In a statement, Village of Hope (VOH) described the eviction process as “the most painful situation imaginable,” saying parents had been given just a few hours to pack their belongings.
 
“The Moroccan authorities gathered the children together in the school and told them what was happening in the absence of the parents. After that, parents had to further explain to the devastated children what was about to happen. Some of the children have been with their parents for 10 years and the trauma caused was beyond description.”
 
VOH stressed that the authorities had not mistreated the children and were offering them temporary care. “However, parents have no idea what is to happen to their children or how they are coping and have no point of contact with the Moroccan authorities.”

Two of the boys at the Village of Hope hear the news that they may not see their foster dad again. (Photo: Village of Hope)

The group said the authorities had produced no evidence to support the proselytizing allegations, and offered no way of appealing the decision.
 
“VOH fully understands that the Moroccan law prohibits people from promoting a faith other than Islam and has always sought to abide by this law and recognizes the right of the authorities to enforce this law,” the statement said.
 
“All parents, volunteers and visitors to VOH were required to sign a declaration stating that they will abide by the Moroccan law prohibiting evangelism.”
 
The group expressed concern about how the incident would tarnish Morocco’s image, and stressed that its priority was to be reunited with the children.
 
“This is not an issue of Islam vs. Christianity, this is an issue of families torn apart, bewildered and devastated children and heartbroken parents,” it said.
 
“We openly and unashamedly appeal directly to the King [Mohammed VI], as a father himself, to act with mercy and help us reach a point of compromise and reunite the 33 children with the only parents they know.”
 
‘Varying degrees of official restrictions’
 
Meanwhile the MAP news agency carried a brief report about the State Department’s annual report on human rights, which was released in Washington on Thursday.
 
Under the headline, “U.S. hails Morocco's efforts to promote religious tolerance,” the MAP item noted that the U.S. government report stated that the Moroccan government “continued to encourage tolerance and respect among religions.”
 
The quote came from a section on the treatment of Morocco’s small Jewish minority.

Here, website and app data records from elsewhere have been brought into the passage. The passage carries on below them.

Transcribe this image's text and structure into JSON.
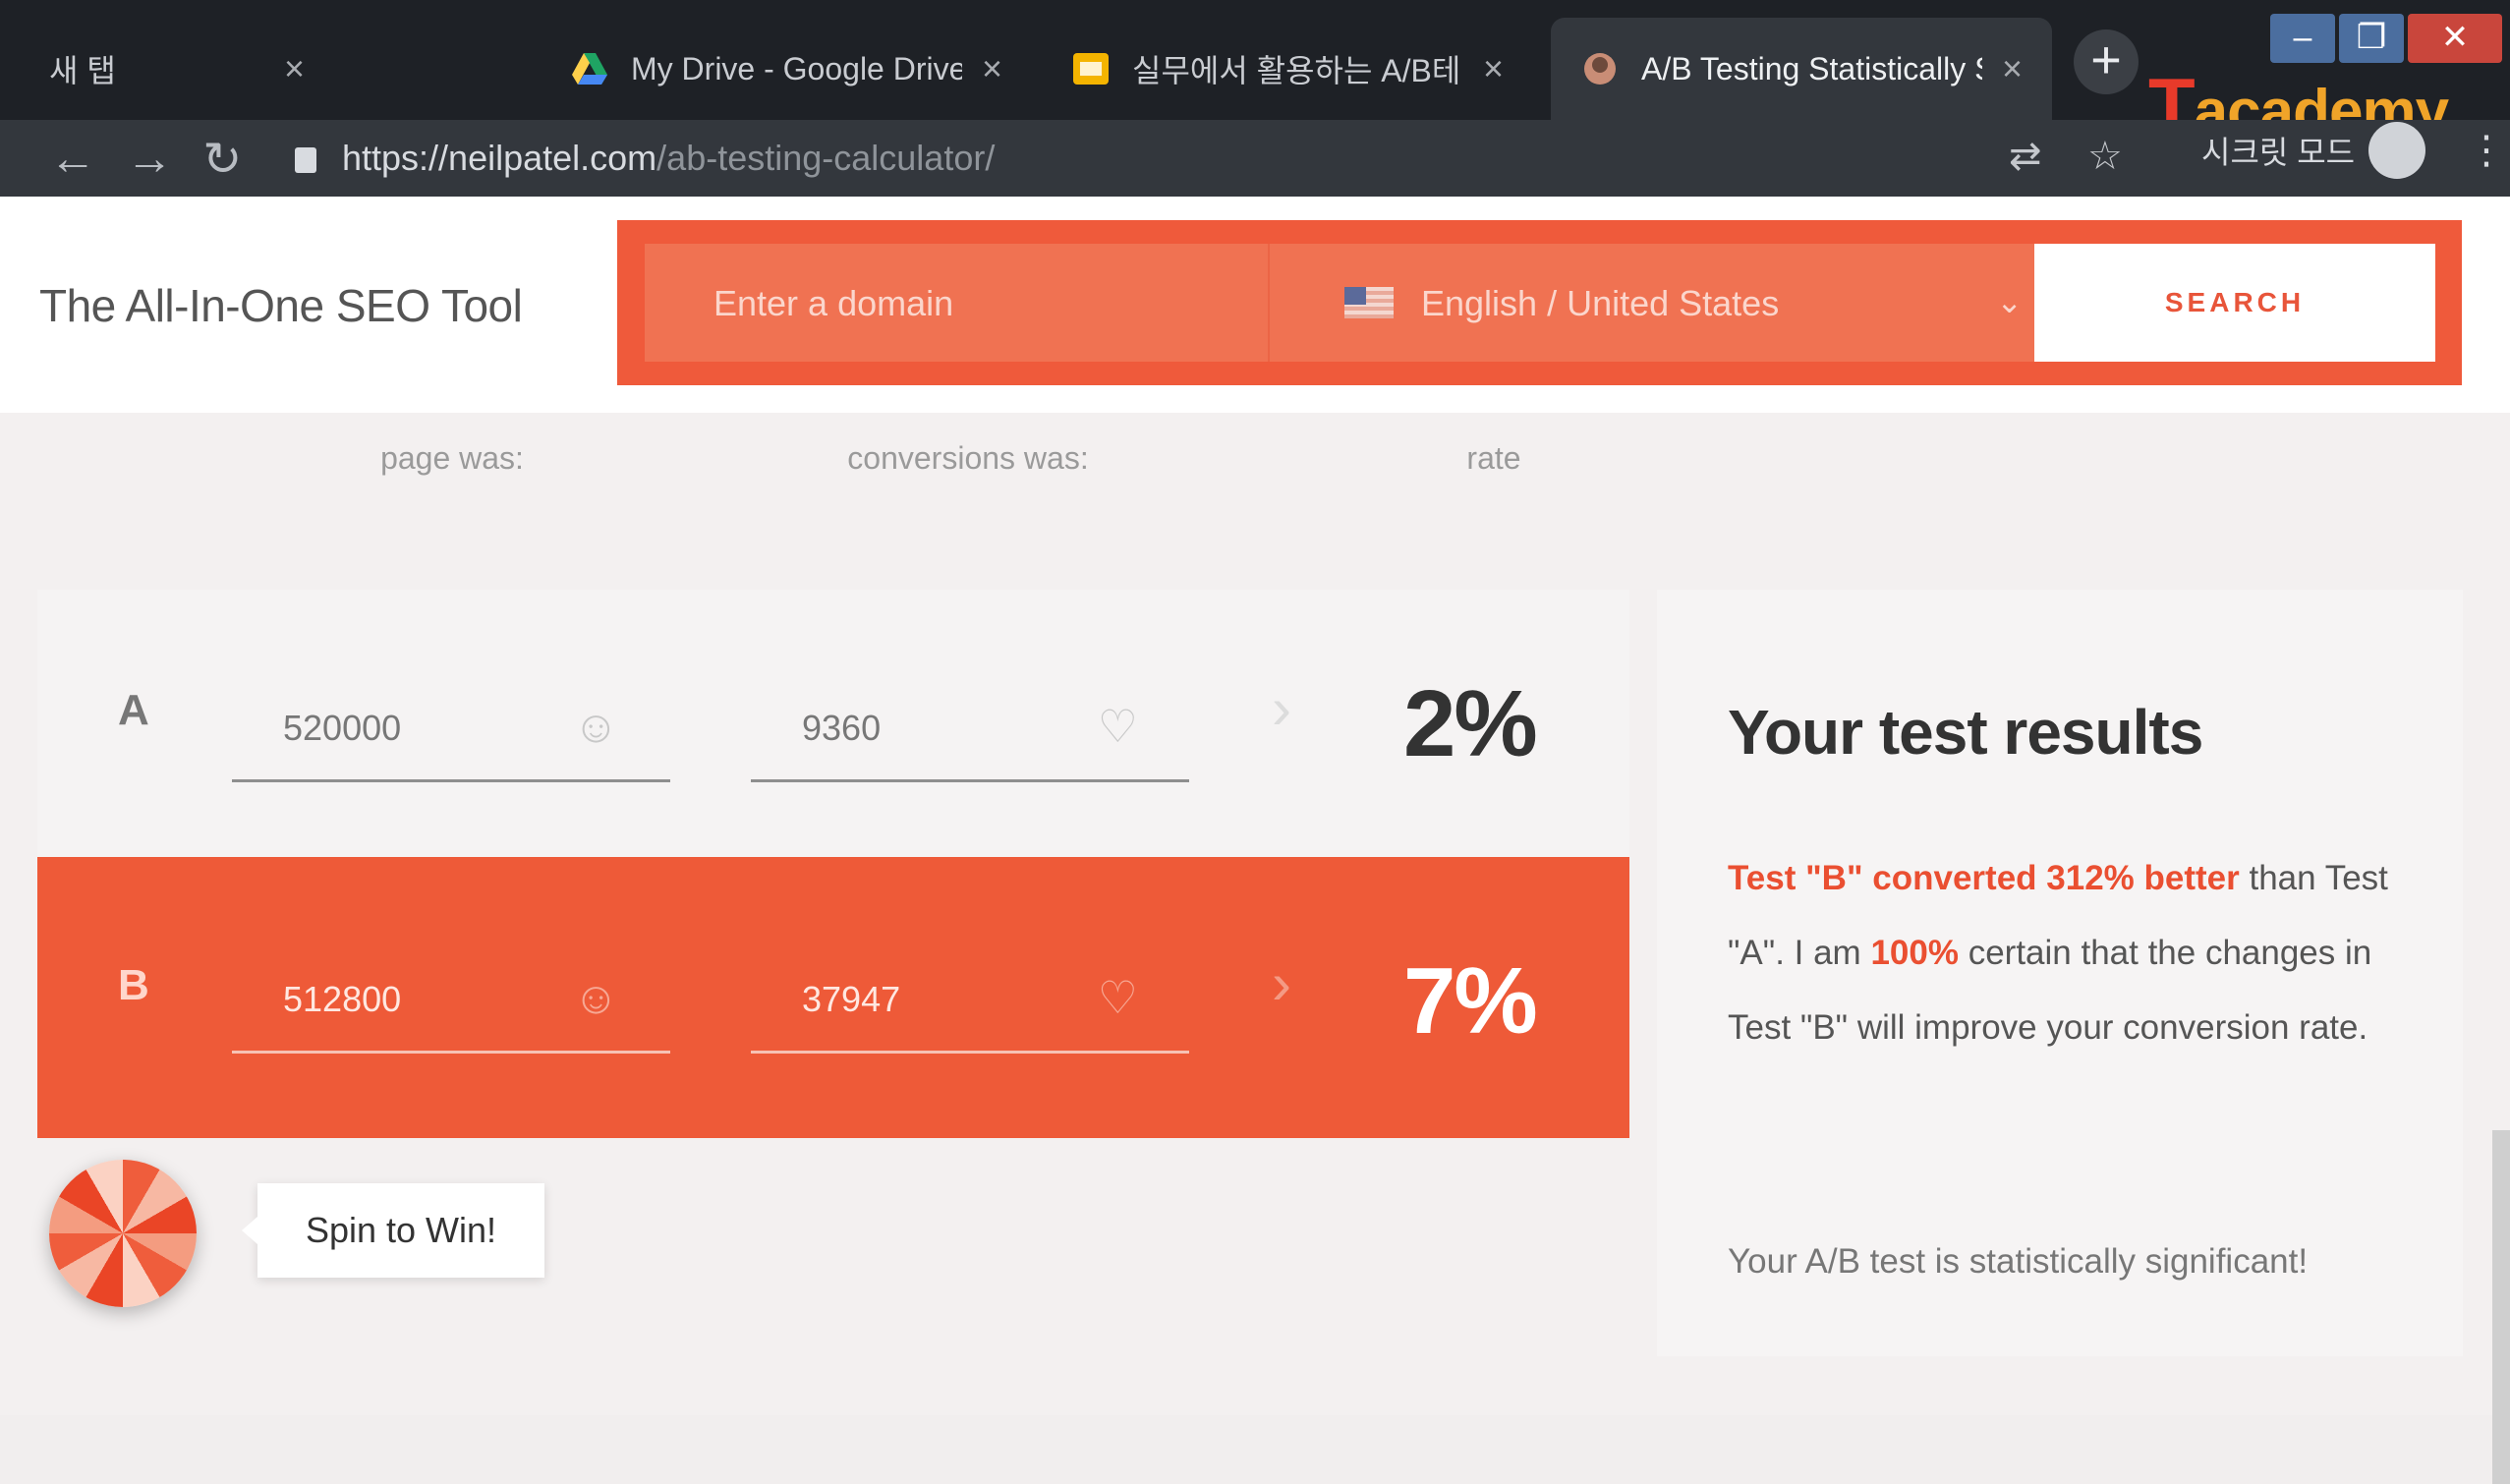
{
  "browser": {
    "tabs": [
      {
        "title": "새 탭",
        "active": false
      },
      {
        "title": "My Drive - Google Drive",
        "active": false
      },
      {
        "title": "실무에서 활용하는 A/B테",
        "active": false
      },
      {
        "title": "A/B Testing Statistically S",
        "active": true
      }
    ],
    "close_glyph": "×",
    "new_tab_glyph": "+",
    "url_domain": "https://neilpatel.com",
    "url_path": "/ab-testing-calculator/",
    "incognito_label": "시크릿 모드",
    "watermark_t": "T",
    "watermark_rest": "academy"
  },
  "header": {
    "brand_title": "The All-In-One SEO Tool",
    "domain_placeholder": "Enter a domain",
    "locale": "English / United States",
    "search_label": "SEARCH"
  },
  "calculator": {
    "column_labels": [
      "page was:",
      "conversions was:",
      "rate"
    ],
    "rows": [
      {
        "letter": "A",
        "visitors": "520000",
        "conversions": "9360",
        "rate": "2%"
      },
      {
        "letter": "B",
        "visitors": "512800",
        "conversions": "37947",
        "rate": "7%"
      }
    ]
  },
  "results": {
    "title": "Your test results",
    "highlight1": "Test \"B\" converted 312% better",
    "text1": " than Test \"A\". I am ",
    "highlight2": "100%",
    "text2": " certain that the changes in Test \"B\" will improve your conversion rate.",
    "significance": "Your A/B test is statistically significant!"
  },
  "spin": {
    "label": "Spin to Win!"
  },
  "colors": {
    "accent": "#ef5a3b",
    "chrome_dark": "#1e2126"
  }
}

Elsewhere in the human rights report – but not cited by the MAP agency – the State Department offered a less positive assessment.
 
“Non-Muslim communities openly practiced their faiths with varying degrees of official restrictions,” it said. “The law proscribes efforts to proselytize Muslims.”
 
It reported on an incident last year in which authorities had expelled five foreigners and interrogated citizens about their participation in a private women’s Bible study group.
 
“The authorities confiscated Bibles, books, cellular phones, and a computer; they reportedly pressured the women to return to Islam, mocked their Christian faith, and questioned why they left Islam,” it said.
 
The Christian ministry Open Doors, which maintains an annual watchlist of the 50 countries where Christians face the worst persecution, placed Morocco this year at number 37, a worsening by three places since the 2009 list.